======== Provided records ========
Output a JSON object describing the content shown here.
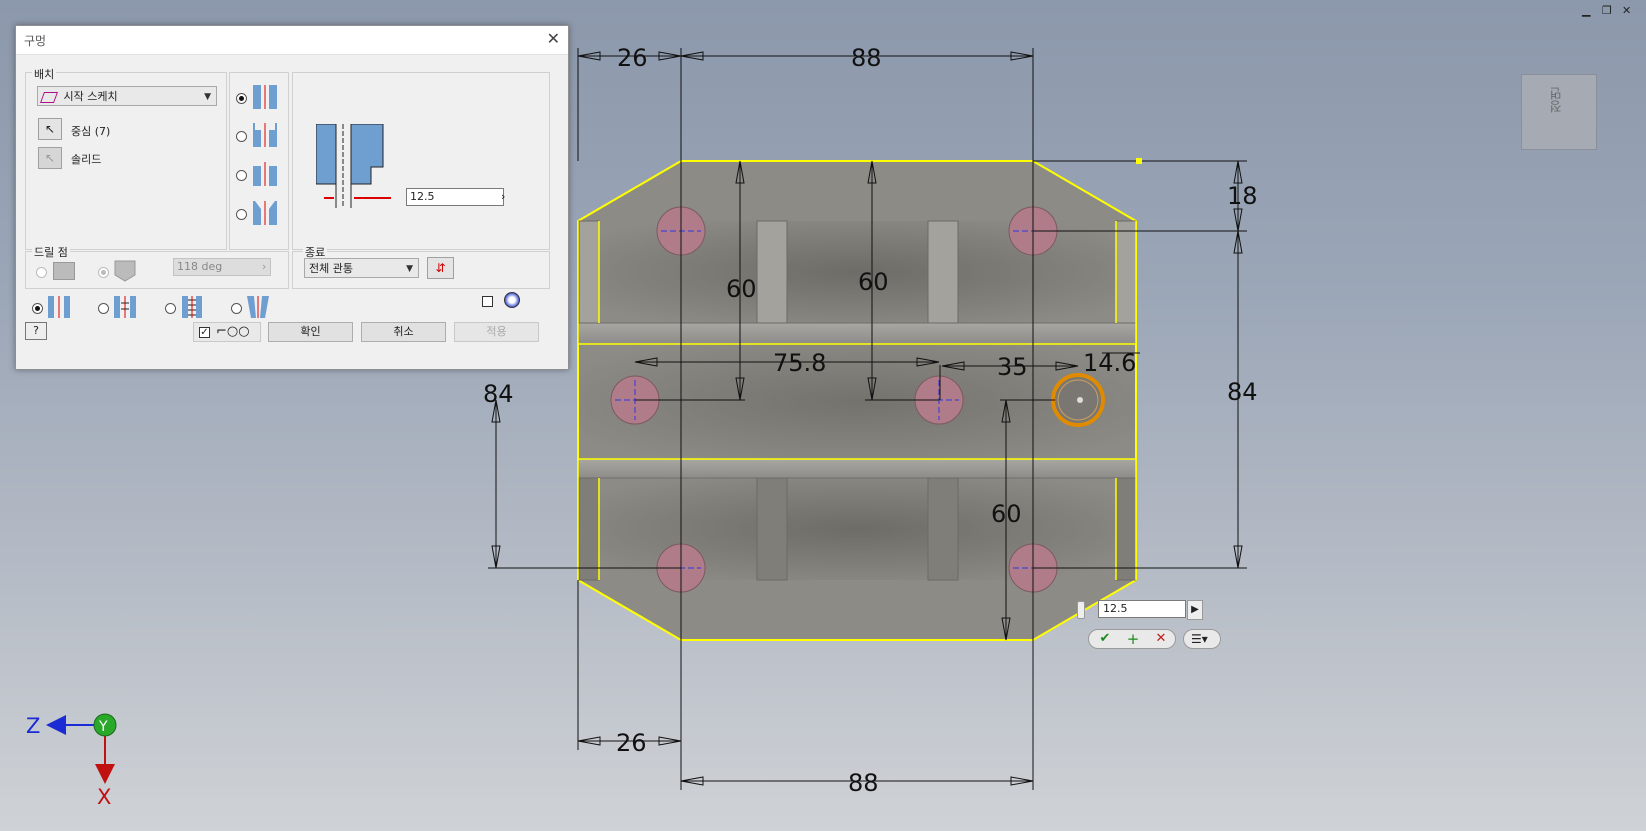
{
  "dialog": {
    "title": "구멍",
    "placement": {
      "label": "배치",
      "source": "시작 스케치",
      "center_label": "중심 (7)",
      "solid_label": "솔리드"
    },
    "diameter": "12.5",
    "drill_point": {
      "label": "드릴 점",
      "angle": "118 deg"
    },
    "termination": {
      "label": "종료",
      "value": "전체 관통"
    },
    "buttons": {
      "ok": "확인",
      "cancel": "취소",
      "apply": "적용"
    }
  },
  "viewcube_label": "정면",
  "dimensions": {
    "top_26": "26",
    "top_88": "88",
    "right_18": "18",
    "right_84": "84",
    "left_84": "84",
    "mid_60_a": "60",
    "mid_60_b": "60",
    "mid_75_8": "75.8",
    "mid_35": "35",
    "mid_14_6": "14.6",
    "low_60": "60",
    "bottom_26": "26",
    "bottom_88": "88"
  },
  "minibar": {
    "value": "12.5"
  },
  "axes": {
    "z": "Z",
    "y": "Y",
    "x": "X"
  },
  "colors": {
    "sketch_edge": "#ffff00",
    "hole_fill": "#b07c89",
    "part_fill": "#8f8d86",
    "active_hole": "#e08a00"
  }
}
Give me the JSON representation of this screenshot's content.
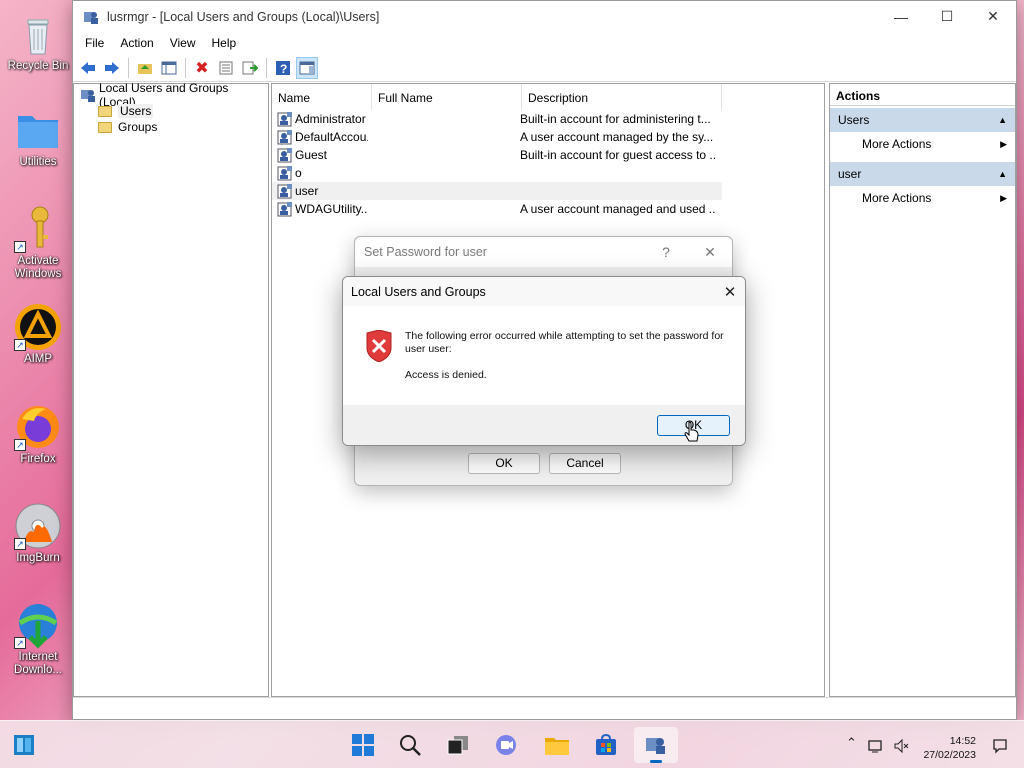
{
  "desktop": {
    "icons": [
      {
        "label": "Recycle Bin"
      },
      {
        "label": "Utilities"
      },
      {
        "label": "Activate Windows"
      },
      {
        "label": "AIMP"
      },
      {
        "label": "Firefox"
      },
      {
        "label": "ImgBurn"
      },
      {
        "label": "Internet Downlo..."
      }
    ]
  },
  "window": {
    "title": "lusrmgr - [Local Users and Groups (Local)\\Users]",
    "menu": [
      "File",
      "Action",
      "View",
      "Help"
    ],
    "tree": {
      "root": "Local Users and Groups (Local)",
      "children": [
        "Users",
        "Groups"
      ]
    },
    "list": {
      "columns": [
        "Name",
        "Full Name",
        "Description"
      ],
      "rows": [
        {
          "name": "Administrator",
          "full": "",
          "desc": "Built-in account for administering t..."
        },
        {
          "name": "DefaultAccou...",
          "full": "",
          "desc": "A user account managed by the sy..."
        },
        {
          "name": "Guest",
          "full": "",
          "desc": "Built-in account for guest access to ..."
        },
        {
          "name": "o",
          "full": "",
          "desc": ""
        },
        {
          "name": "user",
          "full": "",
          "desc": ""
        },
        {
          "name": "WDAGUtility...",
          "full": "",
          "desc": "A user account managed and used ..."
        }
      ]
    },
    "actions": {
      "title": "Actions",
      "group1": "Users",
      "group1_item": "More Actions",
      "group2": "user",
      "group2_item": "More Actions"
    }
  },
  "set_password_dialog": {
    "title": "Set Password for user",
    "help": "?",
    "ok": "OK",
    "cancel": "Cancel"
  },
  "error_dialog": {
    "title": "Local Users and Groups",
    "message": "The following error occurred while attempting to set the password for user user:",
    "detail": "Access is denied.",
    "ok": "OK"
  },
  "taskbar": {
    "time": "14:52",
    "date": "27/02/2023"
  },
  "colors": {
    "accent": "#0067c0",
    "selection": "#cce4f7",
    "error_red": "#e03a3a",
    "action_group": "#c9d9ea"
  }
}
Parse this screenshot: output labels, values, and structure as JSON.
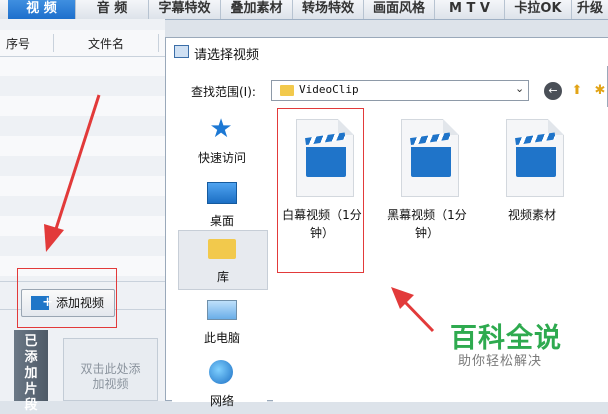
{
  "tabs": [
    "视 频",
    "音 频",
    "字幕特效",
    "叠加素材",
    "转场特效",
    "画面风格",
    "M T V",
    "卡拉OK",
    "升级"
  ],
  "left_pane": {
    "columns": [
      "序号",
      "文件名"
    ],
    "add_button": "添加视频",
    "vertical_label": "已添加片段",
    "drop_hint": "双击此处添加视频"
  },
  "dialog": {
    "title": "请选择视频",
    "look_in_label": "查找范围(I):",
    "path": "VideoClip",
    "places": [
      "快速访问",
      "桌面",
      "库",
      "此电脑",
      "网络"
    ],
    "files": [
      {
        "name": "白幕视频（1分钟）"
      },
      {
        "name": "黑幕视频（1分钟）"
      },
      {
        "name": "视频素材"
      }
    ]
  },
  "watermark": {
    "title": "百科全说",
    "subtitle": "助你轻松解决"
  },
  "colors": {
    "accent": "#1f74c9",
    "highlight": "#e23a3a",
    "watermark": "#2eaa4f"
  }
}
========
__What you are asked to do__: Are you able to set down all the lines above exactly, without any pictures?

__Result for this exercise__:
Output a JSON object describing the content shown here.
{
  "dialog": {
    "title": "구멍",
    "placement": {
      "label": "배치",
      "source": "시작 스케치",
      "center_label": "중심 (7)",
      "solid_label": "솔리드"
    },
    "diameter": "12.5",
    "drill_point": {
      "label": "드릴 점",
      "angle": "118 deg"
    },
    "termination": {
      "label": "종료",
      "value": "전체 관통"
    },
    "buttons": {
      "ok": "확인",
      "cancel": "취소",
      "apply": "적용"
    }
  },
  "viewcube_label": "정면",
  "dimensions": {
    "top_26": "26",
    "top_88": "88",
    "right_18": "18",
    "right_84": "84",
    "left_84": "84",
    "mid_60_a": "60",
    "mid_60_b": "60",
    "mid_75_8": "75.8",
    "mid_35": "35",
    "mid_14_6": "14.6",
    "low_60": "60",
    "bottom_26": "26",
    "bottom_88": "88"
  },
  "minibar": {
    "value": "12.5"
  },
  "axes": {
    "z": "Z",
    "y": "Y",
    "x": "X"
  },
  "colors": {
    "sketch_edge": "#ffff00",
    "hole_fill": "#b07c89",
    "part_fill": "#8f8d86",
    "active_hole": "#e08a00"
  }
}
Give me the JSON representation of this screenshot's content.
{
  "desktop": {
    "icons": [
      {
        "label": "Recycle Bin"
      },
      {
        "label": "Utilities"
      },
      {
        "label": "Activate Windows"
      },
      {
        "label": "AIMP"
      },
      {
        "label": "Firefox"
      },
      {
        "label": "ImgBurn"
      },
      {
        "label": "Internet Downlo..."
      }
    ]
  },
  "window": {
    "title": "lusrmgr - [Local Users and Groups (Local)\\Users]",
    "menu": [
      "File",
      "Action",
      "View",
      "Help"
    ],
    "tree": {
      "root": "Local Users and Groups (Local)",
      "children": [
        "Users",
        "Groups"
      ]
    },
    "list": {
      "columns": [
        "Name",
        "Full Name",
        "Description"
      ],
      "rows": [
        {
          "name": "Administrator",
          "full": "",
          "desc": "Built-in account for administering t..."
        },
        {
          "name": "DefaultAccou...",
          "full": "",
          "desc": "A user account managed by the sy..."
        },
        {
          "name": "Guest",
          "full": "",
          "desc": "Built-in account for guest access to ..."
        },
        {
          "name": "o",
          "full": "",
          "desc": ""
        },
        {
          "name": "user",
          "full": "",
          "desc": ""
        },
        {
          "name": "WDAGUtility...",
          "full": "",
          "desc": "A user account managed and used ..."
        }
      ]
    },
    "actions": {
      "title": "Actions",
      "group1": "Users",
      "group1_item": "More Actions",
      "group2": "user",
      "group2_item": "More Actions"
    }
  },
  "set_password_dialog": {
    "title": "Set Password for user",
    "help": "?",
    "ok": "OK",
    "cancel": "Cancel"
  },
  "error_dialog": {
    "title": "Local Users and Groups",
    "message": "The following error occurred while attempting to set the password for user user:",
    "detail": "Access is denied.",
    "ok": "OK"
  },
  "taskbar": {
    "time": "14:52",
    "date": "27/02/2023"
  },
  "colors": {
    "accent": "#0067c0",
    "selection": "#cce4f7",
    "error_red": "#e03a3a",
    "action_group": "#c9d9ea"
  }
}
Parse this screenshot: output labels, values, and structure as JSON.
{
  "tabs": [
    "视 频",
    "音 频",
    "字幕特效",
    "叠加素材",
    "转场特效",
    "画面风格",
    "M T V",
    "卡拉OK",
    "升级"
  ],
  "left_pane": {
    "columns": [
      "序号",
      "文件名"
    ],
    "add_button": "添加视频",
    "vertical_label": "已添加片段",
    "drop_hint": "双击此处添加视频"
  },
  "dialog": {
    "title": "请选择视频",
    "look_in_label": "查找范围(I):",
    "path": "VideoClip",
    "places": [
      "快速访问",
      "桌面",
      "库",
      "此电脑",
      "网络"
    ],
    "files": [
      {
        "name": "白幕视频（1分钟）"
      },
      {
        "name": "黑幕视频（1分钟）"
      },
      {
        "name": "视频素材"
      }
    ]
  },
  "watermark": {
    "title": "百科全说",
    "subtitle": "助你轻松解决"
  },
  "colors": {
    "accent": "#1f74c9",
    "highlight": "#e23a3a",
    "watermark": "#2eaa4f"
  }
}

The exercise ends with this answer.